Jayson, What you also fail to mention here is that abusive partners almost never have a bright neon sign overhead blinking 'I'm abusive, please come be with me' at the beginning of a relationship. After people become emotionally committed is usually when the abuse begins. There is absolutely nothing wrong or shameful in staying in a relationship in order to give your abusive partner a chance to work to resolve his/her internal conflicts, which you yourself advocate for. If that doesn't work, that is usually the time to consider ending the relationship. I find that your Example 3 "For some reason I chose to stay in an abusive marriage ..." to be highly misrepresentative of what really happens. This is more closer to the truth: "My partner pulled a bait and switch on me, as he/she began exhibiting abusive behavior after we became emotionally committed to one another. I gave him/her X time to resolve his/her internal conflicts, but the abuse continued to occur. After realizing that the relationship could not continue without subjecting myself to further abuse, I chose to end the relationship."

Sally Bartolameolli Oct 15, 2016 6:36pm

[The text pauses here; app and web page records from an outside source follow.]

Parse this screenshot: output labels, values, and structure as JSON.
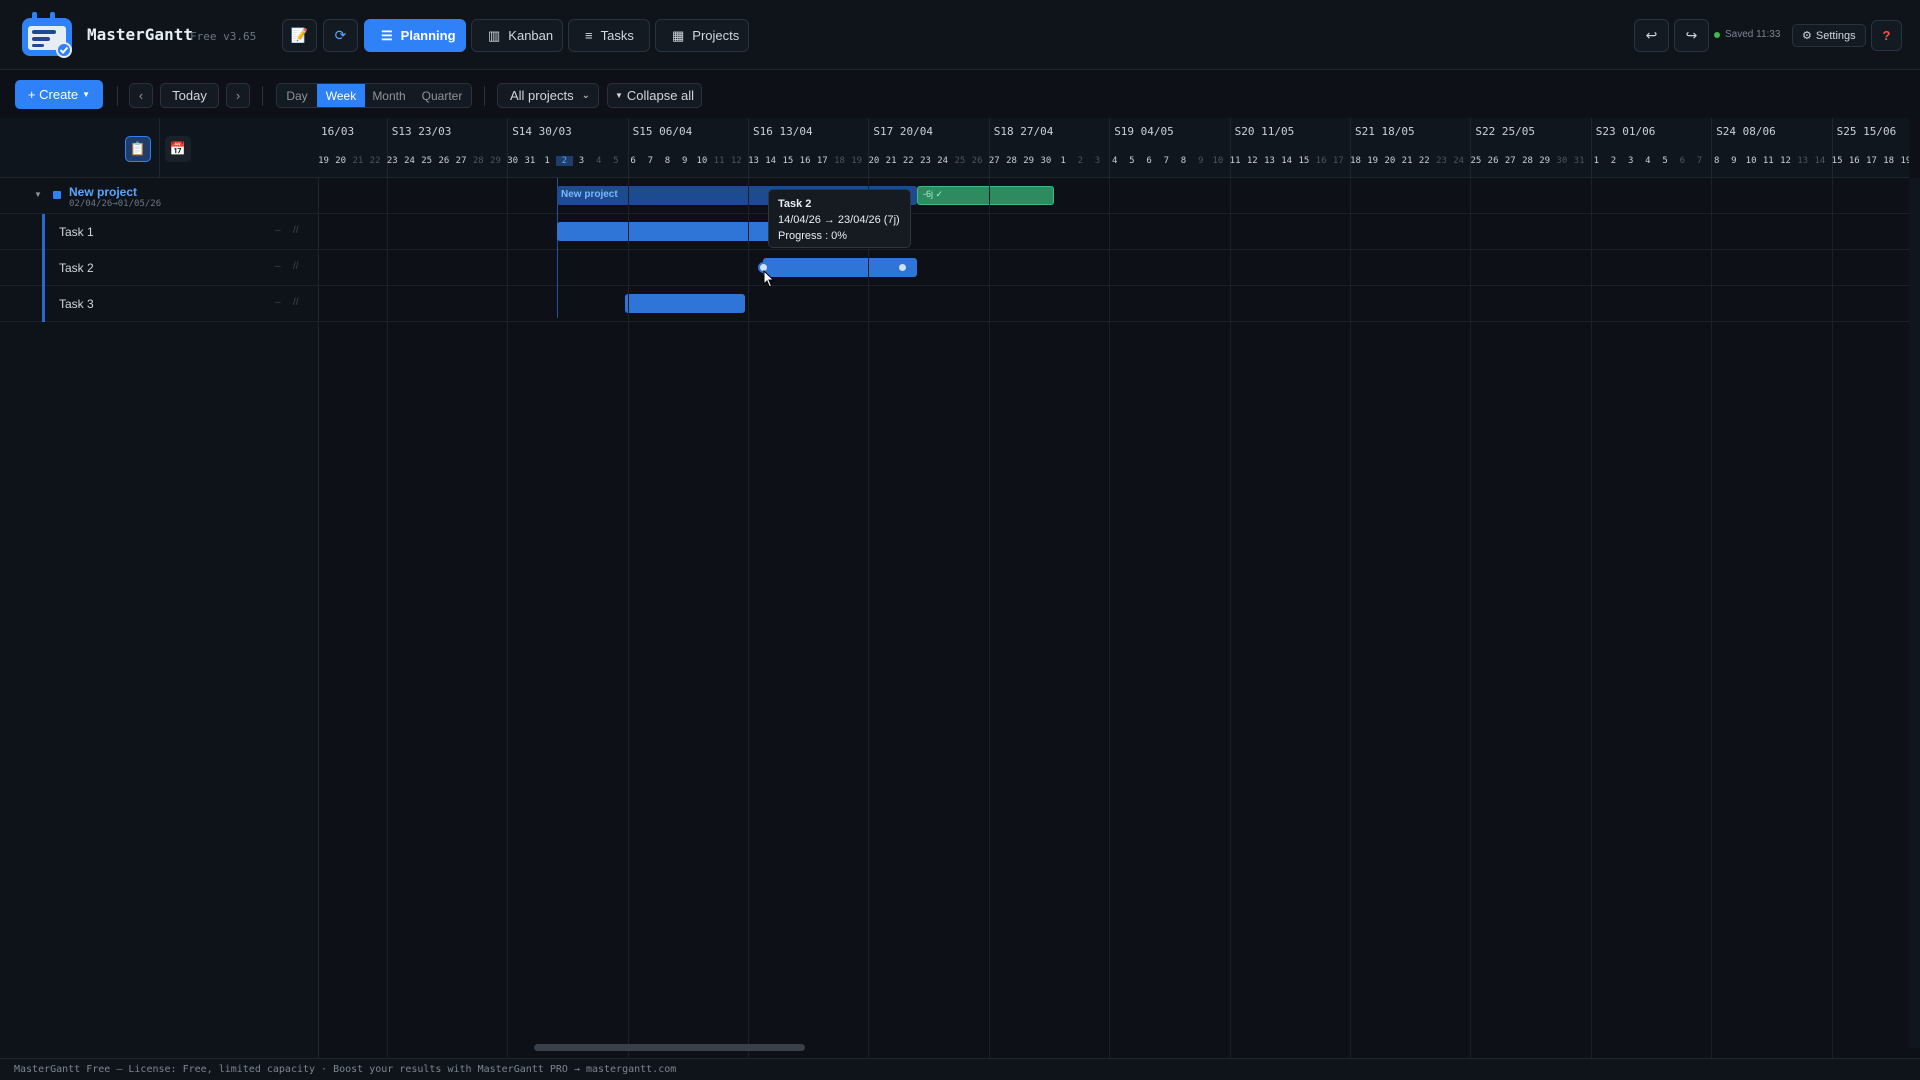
{
  "app": {
    "name": "MasterGantt",
    "version": "Free v3.65"
  },
  "nav": {
    "notes_icon": "memo-icon",
    "sync_icon": "sync-icon",
    "items": [
      {
        "label": "Planning",
        "icon": "timeline-icon",
        "active": true
      },
      {
        "label": "Kanban",
        "icon": "kanban-icon",
        "active": false
      },
      {
        "label": "Tasks",
        "icon": "list-icon",
        "active": false
      },
      {
        "label": "Projects",
        "icon": "grid-icon",
        "active": false
      }
    ]
  },
  "header_right": {
    "saved": "Saved 11:33",
    "settings": "Settings",
    "help": "?"
  },
  "toolbar": {
    "create": "+ Create",
    "prev": "‹",
    "today": "Today",
    "next": "›",
    "scales": [
      "Day",
      "Week",
      "Month",
      "Quarter"
    ],
    "active_scale": "Week",
    "project_filter": "All projects",
    "collapse": "Collapse all"
  },
  "gantt": {
    "weeks": [
      "16/03",
      "S13 23/03",
      "S14 30/03",
      "S15 06/04",
      "S16 13/04",
      "S17 20/04",
      "S18 27/04",
      "S19 04/05",
      "S20 11/05",
      "S21 18/05",
      "S22 25/05",
      "S23 01/06",
      "S24 08/06",
      "S25 15/06"
    ],
    "days": [
      "19",
      "20",
      "21",
      "22",
      "23",
      "24",
      "25",
      "26",
      "27",
      "28",
      "29",
      "30",
      "31",
      "1",
      "2",
      "3",
      "4",
      "5",
      "6",
      "7",
      "8",
      "9",
      "10",
      "11",
      "12",
      "13",
      "14",
      "15",
      "16",
      "17",
      "18",
      "19",
      "20",
      "21",
      "22",
      "23",
      "24",
      "25",
      "26",
      "27",
      "28",
      "29",
      "30",
      "1",
      "2",
      "3",
      "4",
      "5",
      "6",
      "7",
      "8",
      "9",
      "10",
      "11",
      "12",
      "13",
      "14",
      "15",
      "16",
      "17",
      "18",
      "19",
      "20",
      "21",
      "22",
      "23",
      "24",
      "25",
      "26",
      "27",
      "28",
      "29",
      "30",
      "31",
      "1",
      "2",
      "3",
      "4",
      "5",
      "6",
      "7",
      "8",
      "9",
      "10",
      "11",
      "12",
      "13",
      "14",
      "15",
      "16",
      "17",
      "18",
      "19",
      "2"
    ],
    "project": {
      "name": "New project",
      "dates": "02/04/26→01/05/26",
      "bar_label": "New project",
      "overflow_label": "-6j ✓"
    },
    "tasks": [
      {
        "name": "Task 1"
      },
      {
        "name": "Task 2"
      },
      {
        "name": "Task 3"
      }
    ],
    "row_controls": [
      "–",
      "//"
    ]
  },
  "tooltip": {
    "title": "Task 2",
    "dates": "14/04/26 → 23/04/26 (7j)",
    "progress": "Progress : 0%"
  },
  "footer": "MasterGantt Free — License: Free, limited capacity · Boost your results with MasterGantt PRO → mastergantt.com"
}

I like this article in its simplicity. There is much I relate to personally (I'm a divorced woman who has remarried happily) and professionally (I work primarily with women dealing with their own shadows/family of origin patterns & empowerment). The one point that I do not see that you are including here is that there are times when a partner, primarily a woman is actually being victimized in a marriage. There can be a good deal of shame when we feel stuck and go to the conditioning for women that says, "If I try harder" or "If I am more patient" things/he (or she if it is a same-gender marriage) will get better. Women are conditioned, in my opinion, to be over-responsible and to tolerate abusive/disrespectful behavior. Owning honestly that we are being victimized is necessary. Then we can take honest action to care well for ourselves. Thanks for opening this discussion. And, there is more to be said.